After an attempt to get UN Security Council approval to the use of force against smugglers boats operating out of Libya, which failed due to Libyas opposition, European leaders decided to increase Tritons resources and operational area to match that of Mare Nostrum. Germany, Ireland, Italy and the UK additionally deployed extra ships and aircrafts to boost the EU rescue capacity.

The Commission simultaneously presented a plan to relocate 40,000 refugees from Italy and Greece to other EU member States. Furthermore, 20,000 resettlement places were to be offered for UN refugees from outside the EU. This quota system was rejected by several governments – Hungary, Austria, Baltic States and Spain amongst others – judging they do not have to accept a set number of migrants. Last week, on July 20, EU leaders finally agreed to redistribute the 40,000 asylum seekers, but only a voluntary basis.

The attitude of the European political leaders towards the quota system is symptomatic of a deeper problem: the reluctance of some States to address the issue of refugees at the European level. Although the Commission requested all countries to work together to find a common response, for now national interests have prevailed. Due to their dire economic situations, Italy and Greece are currently unable to face the arrival of migrants by themselves. Solidarity must remain central and only an EU-wide collective response will be effective. Whilst the world faces the worst refugee crisis since the end of World War 2, the EU has the responsibility to contribute to international burden-sharing.

Although positive actions have been effected in recent weeks, resulting in only 99 victims since the end of April, the recent a minima agreement shows that dealing with immigration policies remains extremely contentious. In the context of economic crisis and the rise of extremist political movements throughout Europe, it is clearly challenging to find the right answer.  For now, the management of this crisis has been characterized by the clear lack of political will. It has prevented the EU from preventing the human tragedy taking place along its coasts. If Brussels wants to avoid more deaths, migration across the Mediterranean Sea must be put higher on the EU agenda.

Addressing the refugee crisis strictly through a security approach would be a mistake. It certainly questions the efficiency of the EU external security mechanisms, but it must be considered first and foremost as a humanitarian issue, where peoples lives are more important than protecting borders.
The fundamental causes have to be addressed: tackling only the symptoms would not be enough and maybe even unproductive. If dismantling smugglers networks is the objective, simply destroying traffickers ships is not an adequate solution. Thousands of migrants would be trapped in Libya, in the grip of violent conflict and political instability, where human-trafficking has become a very lucrative activity.

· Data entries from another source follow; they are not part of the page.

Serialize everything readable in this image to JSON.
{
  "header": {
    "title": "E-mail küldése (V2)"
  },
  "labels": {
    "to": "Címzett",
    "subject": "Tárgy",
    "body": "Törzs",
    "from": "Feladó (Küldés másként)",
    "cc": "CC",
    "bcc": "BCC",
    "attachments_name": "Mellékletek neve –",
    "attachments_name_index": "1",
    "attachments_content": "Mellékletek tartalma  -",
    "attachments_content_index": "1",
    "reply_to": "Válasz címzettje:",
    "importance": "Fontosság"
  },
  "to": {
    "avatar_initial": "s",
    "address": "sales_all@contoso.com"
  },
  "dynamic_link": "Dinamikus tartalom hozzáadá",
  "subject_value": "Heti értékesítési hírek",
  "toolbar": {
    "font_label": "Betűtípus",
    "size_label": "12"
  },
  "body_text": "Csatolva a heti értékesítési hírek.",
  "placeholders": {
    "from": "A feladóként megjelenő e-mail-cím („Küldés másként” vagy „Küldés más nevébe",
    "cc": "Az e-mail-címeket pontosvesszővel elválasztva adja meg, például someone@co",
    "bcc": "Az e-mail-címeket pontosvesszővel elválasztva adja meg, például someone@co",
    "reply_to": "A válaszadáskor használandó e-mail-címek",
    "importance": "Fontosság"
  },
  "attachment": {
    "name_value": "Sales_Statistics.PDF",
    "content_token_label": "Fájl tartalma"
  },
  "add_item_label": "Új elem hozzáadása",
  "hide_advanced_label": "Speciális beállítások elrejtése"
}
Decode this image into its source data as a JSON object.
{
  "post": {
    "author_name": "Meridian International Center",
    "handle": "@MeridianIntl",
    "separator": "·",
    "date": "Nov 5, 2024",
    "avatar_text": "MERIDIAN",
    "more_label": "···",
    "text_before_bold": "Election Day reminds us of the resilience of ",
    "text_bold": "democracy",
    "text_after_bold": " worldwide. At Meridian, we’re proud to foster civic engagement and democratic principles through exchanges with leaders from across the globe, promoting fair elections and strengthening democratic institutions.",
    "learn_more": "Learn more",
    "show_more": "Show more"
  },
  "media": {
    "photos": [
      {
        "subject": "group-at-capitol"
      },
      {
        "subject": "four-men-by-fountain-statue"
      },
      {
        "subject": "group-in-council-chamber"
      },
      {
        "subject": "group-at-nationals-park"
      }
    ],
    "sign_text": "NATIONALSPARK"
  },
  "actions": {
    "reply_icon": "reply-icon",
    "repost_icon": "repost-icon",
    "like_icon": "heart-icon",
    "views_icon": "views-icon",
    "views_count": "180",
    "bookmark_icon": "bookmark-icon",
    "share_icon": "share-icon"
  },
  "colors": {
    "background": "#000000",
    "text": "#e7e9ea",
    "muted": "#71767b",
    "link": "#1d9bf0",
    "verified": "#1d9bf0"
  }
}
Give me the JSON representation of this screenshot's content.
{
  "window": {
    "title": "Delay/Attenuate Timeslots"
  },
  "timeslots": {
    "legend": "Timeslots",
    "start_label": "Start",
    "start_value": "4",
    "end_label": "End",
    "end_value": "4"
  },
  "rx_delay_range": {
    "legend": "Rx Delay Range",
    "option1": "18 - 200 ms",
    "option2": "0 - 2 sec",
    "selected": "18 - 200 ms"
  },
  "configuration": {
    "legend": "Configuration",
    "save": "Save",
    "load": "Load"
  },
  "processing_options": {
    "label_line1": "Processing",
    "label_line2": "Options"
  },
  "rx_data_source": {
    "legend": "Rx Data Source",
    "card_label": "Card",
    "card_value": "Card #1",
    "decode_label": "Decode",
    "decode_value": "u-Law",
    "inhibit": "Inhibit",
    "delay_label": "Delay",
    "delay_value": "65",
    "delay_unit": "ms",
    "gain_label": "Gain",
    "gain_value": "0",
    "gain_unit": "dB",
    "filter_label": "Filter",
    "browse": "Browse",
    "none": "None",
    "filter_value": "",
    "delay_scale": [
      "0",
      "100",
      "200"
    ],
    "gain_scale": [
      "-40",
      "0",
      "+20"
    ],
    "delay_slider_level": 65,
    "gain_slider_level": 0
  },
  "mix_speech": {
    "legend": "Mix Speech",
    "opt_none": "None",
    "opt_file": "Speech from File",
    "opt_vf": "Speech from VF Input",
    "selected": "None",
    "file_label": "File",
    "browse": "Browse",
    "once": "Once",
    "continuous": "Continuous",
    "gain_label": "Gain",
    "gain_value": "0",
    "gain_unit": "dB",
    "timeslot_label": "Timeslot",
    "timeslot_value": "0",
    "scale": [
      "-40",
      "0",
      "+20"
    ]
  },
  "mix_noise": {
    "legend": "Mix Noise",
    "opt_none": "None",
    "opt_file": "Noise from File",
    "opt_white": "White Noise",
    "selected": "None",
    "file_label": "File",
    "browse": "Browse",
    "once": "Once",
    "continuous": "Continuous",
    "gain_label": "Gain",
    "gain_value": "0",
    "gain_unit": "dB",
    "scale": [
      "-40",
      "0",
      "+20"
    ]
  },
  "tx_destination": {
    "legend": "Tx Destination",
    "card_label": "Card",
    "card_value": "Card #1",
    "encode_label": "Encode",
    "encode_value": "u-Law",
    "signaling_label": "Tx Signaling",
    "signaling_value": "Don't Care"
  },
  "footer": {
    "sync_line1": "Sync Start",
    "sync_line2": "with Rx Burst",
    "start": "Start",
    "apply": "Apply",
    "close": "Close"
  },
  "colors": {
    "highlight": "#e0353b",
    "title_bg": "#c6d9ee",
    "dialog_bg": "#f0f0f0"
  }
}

Building walls will not solve the problem either: border crossing will move to other areas, people will find unsafe alternative routes and take even greater risks to reach Europe. As the UN High Commissioner for Refugees António Guterres said: “We can’t deter people fleeing for their lives. They will come. The choice we have is how well we manage their arrival, and how humanely”.

Finally and maybe most importantly, failing to address this situation as a humanitarian crisis would impact the European ideal. The EU has core values it believes in and stands for:  “the respect for human dignity, freedom, democracy, equality, the rule of law and respect for human rights, including the rights of persons belonging to minorities.”  By remaining silent on immigration issues and unable to have a concrete common vision for its foreign policy, Europe would seriously undermine its founding principles and image around the world.

In the words of Matteo Renzi, Italian Prime Minister, “we risk losing Europe’s noble idea if we fail Mediterranean migrants”.

Please note that the views expressed are those of the author and do not necessarily represent or reflect the views of Munich European Forum e.V.